### EXERCISE REQUIREMENTS
With the pictures left out, repeat every entry that follows exactly.

### DATA FOR THE TASK
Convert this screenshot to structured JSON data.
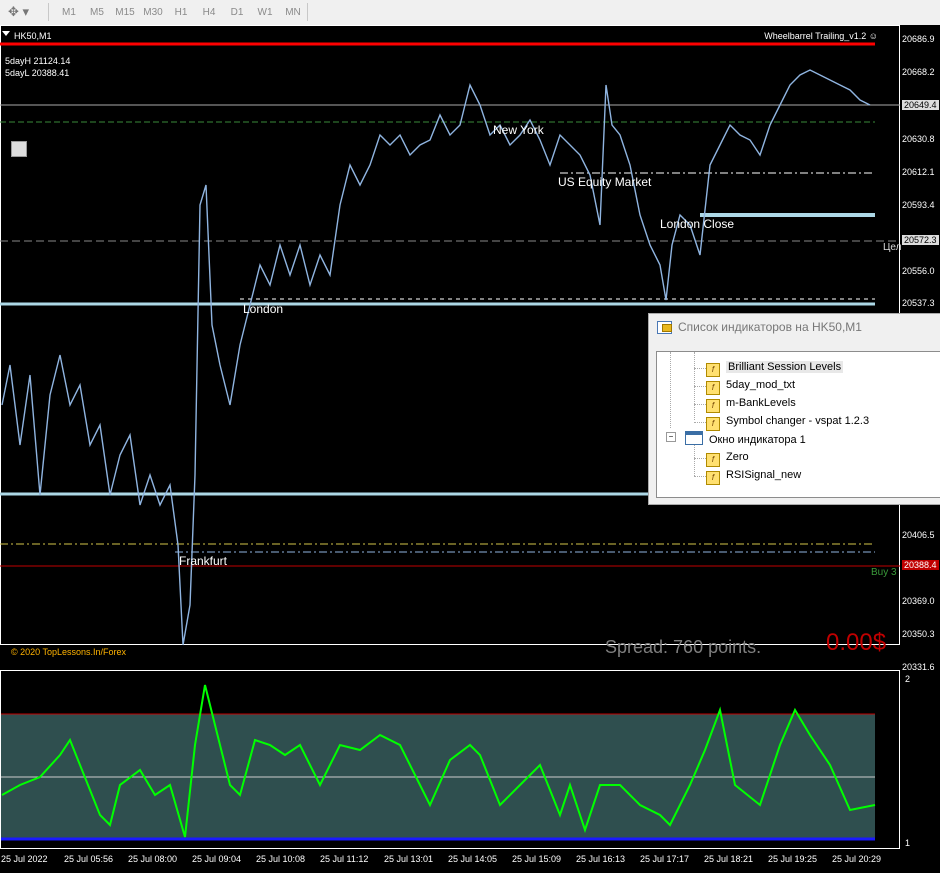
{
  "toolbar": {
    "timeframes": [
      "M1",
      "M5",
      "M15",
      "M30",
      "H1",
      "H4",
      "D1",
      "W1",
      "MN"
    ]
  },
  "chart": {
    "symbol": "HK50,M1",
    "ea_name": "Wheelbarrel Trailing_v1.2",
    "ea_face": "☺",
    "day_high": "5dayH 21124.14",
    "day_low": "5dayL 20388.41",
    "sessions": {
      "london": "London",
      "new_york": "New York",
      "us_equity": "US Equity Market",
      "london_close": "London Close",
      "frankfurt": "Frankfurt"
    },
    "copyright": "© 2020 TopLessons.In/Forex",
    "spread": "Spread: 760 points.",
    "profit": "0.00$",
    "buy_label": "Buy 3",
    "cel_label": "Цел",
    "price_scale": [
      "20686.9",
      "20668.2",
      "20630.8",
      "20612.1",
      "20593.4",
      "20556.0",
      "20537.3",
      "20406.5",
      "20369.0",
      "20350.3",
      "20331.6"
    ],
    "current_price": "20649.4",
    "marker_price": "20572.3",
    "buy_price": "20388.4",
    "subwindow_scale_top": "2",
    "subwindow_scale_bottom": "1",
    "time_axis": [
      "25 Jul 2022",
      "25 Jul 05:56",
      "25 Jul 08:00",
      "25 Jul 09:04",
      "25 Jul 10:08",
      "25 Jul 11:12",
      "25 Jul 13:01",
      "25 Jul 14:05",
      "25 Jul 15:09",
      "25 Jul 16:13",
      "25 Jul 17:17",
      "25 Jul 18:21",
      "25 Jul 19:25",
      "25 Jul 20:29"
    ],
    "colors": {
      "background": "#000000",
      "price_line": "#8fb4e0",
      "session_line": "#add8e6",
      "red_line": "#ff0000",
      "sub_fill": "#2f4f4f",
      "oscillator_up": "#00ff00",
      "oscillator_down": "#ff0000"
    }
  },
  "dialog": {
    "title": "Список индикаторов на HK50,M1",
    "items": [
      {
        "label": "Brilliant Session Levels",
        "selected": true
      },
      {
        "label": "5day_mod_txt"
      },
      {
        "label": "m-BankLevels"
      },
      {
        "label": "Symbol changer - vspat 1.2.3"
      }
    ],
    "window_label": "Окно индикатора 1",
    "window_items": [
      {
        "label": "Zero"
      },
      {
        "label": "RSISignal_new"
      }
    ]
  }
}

### SOLVED PROBLEM
Convert this screenshot to structured JSON data.
{
  "toolbar": {
    "timeframes": [
      "M1",
      "M5",
      "M15",
      "M30",
      "H1",
      "H4",
      "D1",
      "W1",
      "MN"
    ]
  },
  "chart": {
    "symbol": "HK50,M1",
    "ea_name": "Wheelbarrel Trailing_v1.2",
    "ea_face": "☺",
    "day_high": "5dayH 21124.14",
    "day_low": "5dayL 20388.41",
    "sessions": {
      "london": "London",
      "new_york": "New York",
      "us_equity": "US Equity Market",
      "london_close": "London Close",
      "frankfurt": "Frankfurt"
    },
    "copyright": "© 2020 TopLessons.In/Forex",
    "spread": "Spread: 760 points.",
    "profit": "0.00$",
    "buy_label": "Buy 3",
    "cel_label": "Цел",
    "price_scale": [
      "20686.9",
      "20668.2",
      "20630.8",
      "20612.1",
      "20593.4",
      "20556.0",
      "20537.3",
      "20406.5",
      "20369.0",
      "20350.3",
      "20331.6"
    ],
    "current_price": "20649.4",
    "marker_price": "20572.3",
    "buy_price": "20388.4",
    "subwindow_scale_top": "2",
    "subwindow_scale_bottom": "1",
    "time_axis": [
      "25 Jul 2022",
      "25 Jul 05:56",
      "25 Jul 08:00",
      "25 Jul 09:04",
      "25 Jul 10:08",
      "25 Jul 11:12",
      "25 Jul 13:01",
      "25 Jul 14:05",
      "25 Jul 15:09",
      "25 Jul 16:13",
      "25 Jul 17:17",
      "25 Jul 18:21",
      "25 Jul 19:25",
      "25 Jul 20:29"
    ],
    "colors": {
      "background": "#000000",
      "price_line": "#8fb4e0",
      "session_line": "#add8e6",
      "red_line": "#ff0000",
      "sub_fill": "#2f4f4f",
      "oscillator_up": "#00ff00",
      "oscillator_down": "#ff0000"
    }
  },
  "dialog": {
    "title": "Список индикаторов на HK50,M1",
    "items": [
      {
        "label": "Brilliant Session Levels",
        "selected": true
      },
      {
        "label": "5day_mod_txt"
      },
      {
        "label": "m-BankLevels"
      },
      {
        "label": "Symbol changer - vspat 1.2.3"
      }
    ],
    "window_label": "Окно индикатора 1",
    "window_items": [
      {
        "label": "Zero"
      },
      {
        "label": "RSISignal_new"
      }
    ]
  }
}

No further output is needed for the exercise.